NBCC autobiography nominee Alexander Masters (left) gets poetry winner Troy Jollimore to sign his copy of Jollimore’s debut collection, Tom Thompson in Purgatory, at the reception following the awards ceremony. Jollimore’s victory was perhaps the one true surprise among the evening’s winners, which even the poet himself acknowledged. “I’m stunned,” he said as he accepted the award, “and I may not be the only one.” But as a member of the poetry committee told me during the post-awards reception, it was “a clean win,” even if his out-of-nowhere arrival stunned even the judges. (And apparently, the waiter in the background, although maybe he’s just doing his best impression of a Robert Longo painting… would you believe I’ve waited years to use that joke?

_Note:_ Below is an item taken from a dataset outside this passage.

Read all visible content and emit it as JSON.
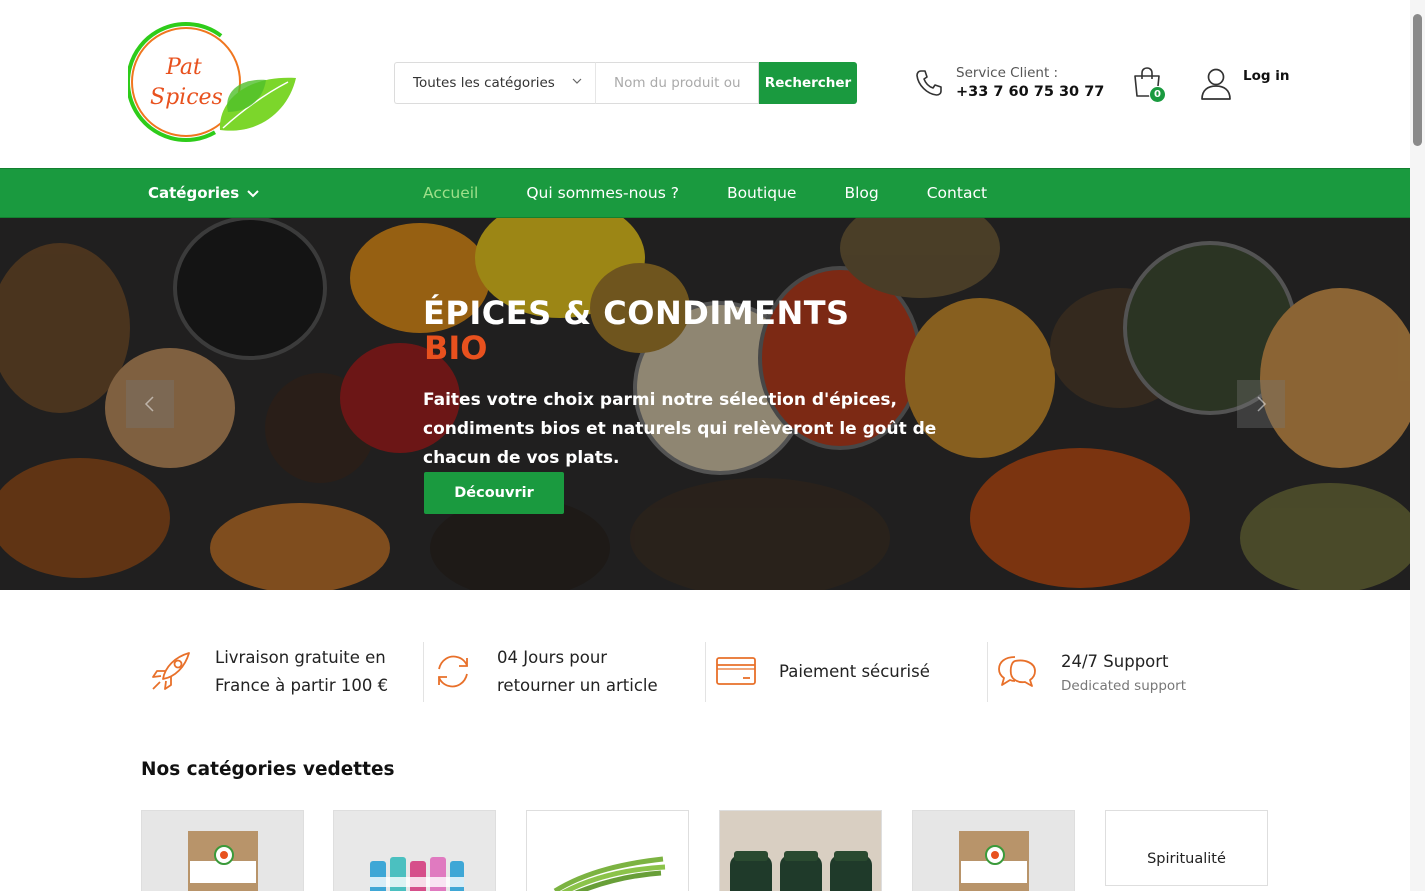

Yeah, I imagine you would.)
As he accepted the autobiography award for The Lost, Daniel Mendelsohn said that he was especially proud to get this prize “in an era in which anyone who owns a Dell laptop is a published critic,” while the NBCC prize comes from “people who know what they’re talking about.” Well, as one of the great electronic unwashed, to heck with you, and you’re still completely wrong about Peanuts. OK, fine, we kid because we love and all that, but perhaps the remark rankled more because of NBCC president John Freeman‘s defensive opening remarks about how “book reviews are the gateway to our culture,” aimed at establishing the continuing relevance of book reviewers in an age when bloggers are attracting more and more of the readers who do, in fact, crave good information about books and writers about which they might well like to know more. This is especially ironic, given that the NBCC board of directors now has two members, Lizzie Skurnick and Jessa Crispin, who are as “famous” if not more so for their online writing as for whatever they’ve done in print. The debate continues…
“I really thought I was writing this book for the three other people who were as weird as I was,” Julie Phillips joked as she accepted the biography award for her book about science-fiction writer Alice B. Sheldon, aka James Tiptree, Jr.. But, she added, “I’m glad she’s finally getting the recognition she deserves.” (By the way, look in the lefthand corner, and you can spot the top of fiction nominee Dave Eggers‘s head!)
Finally, here’s a snapshot of self-described “luckiest girl in the world” Kiran Desai, who snagged the fiction category for The Inheritance of Loss. Does that make her the first writer to win both the NBCC and the Man Booker prize? To be honest, I’m too pinot-addled to bother looking it up, so let’s say she is.